→ **Provided entries**:
● ● ●

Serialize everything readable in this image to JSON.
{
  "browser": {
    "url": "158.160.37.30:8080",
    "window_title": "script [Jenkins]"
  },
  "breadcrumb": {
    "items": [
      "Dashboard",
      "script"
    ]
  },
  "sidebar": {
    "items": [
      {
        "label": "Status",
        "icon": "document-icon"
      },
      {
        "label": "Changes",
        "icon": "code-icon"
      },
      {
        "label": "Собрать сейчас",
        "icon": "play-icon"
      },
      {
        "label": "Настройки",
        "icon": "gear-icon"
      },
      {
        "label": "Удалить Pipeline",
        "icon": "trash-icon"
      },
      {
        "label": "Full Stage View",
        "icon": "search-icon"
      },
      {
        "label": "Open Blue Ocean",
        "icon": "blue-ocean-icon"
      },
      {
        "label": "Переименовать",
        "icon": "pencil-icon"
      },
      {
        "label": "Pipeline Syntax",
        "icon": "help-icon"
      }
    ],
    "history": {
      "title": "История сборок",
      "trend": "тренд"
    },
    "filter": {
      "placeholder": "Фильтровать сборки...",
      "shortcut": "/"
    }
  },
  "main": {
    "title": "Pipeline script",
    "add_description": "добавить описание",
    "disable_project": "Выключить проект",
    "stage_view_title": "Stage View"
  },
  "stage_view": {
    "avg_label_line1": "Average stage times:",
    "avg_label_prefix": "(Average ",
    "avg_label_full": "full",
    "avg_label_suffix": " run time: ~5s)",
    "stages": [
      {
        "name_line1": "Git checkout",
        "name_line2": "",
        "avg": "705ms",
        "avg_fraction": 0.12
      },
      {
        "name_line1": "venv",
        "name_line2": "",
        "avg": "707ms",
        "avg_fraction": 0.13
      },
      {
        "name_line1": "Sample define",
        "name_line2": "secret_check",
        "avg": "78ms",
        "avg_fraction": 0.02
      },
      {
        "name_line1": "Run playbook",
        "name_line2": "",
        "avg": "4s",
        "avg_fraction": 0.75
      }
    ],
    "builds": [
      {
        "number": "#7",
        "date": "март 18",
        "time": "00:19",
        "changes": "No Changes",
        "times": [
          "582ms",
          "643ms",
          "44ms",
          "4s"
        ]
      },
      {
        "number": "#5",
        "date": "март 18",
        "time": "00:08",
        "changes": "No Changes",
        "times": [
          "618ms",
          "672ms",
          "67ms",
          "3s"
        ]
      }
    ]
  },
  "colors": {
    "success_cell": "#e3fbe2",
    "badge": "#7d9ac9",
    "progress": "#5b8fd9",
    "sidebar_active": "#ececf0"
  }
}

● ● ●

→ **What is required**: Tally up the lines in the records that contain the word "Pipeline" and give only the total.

→ **Answer to the problem**: 3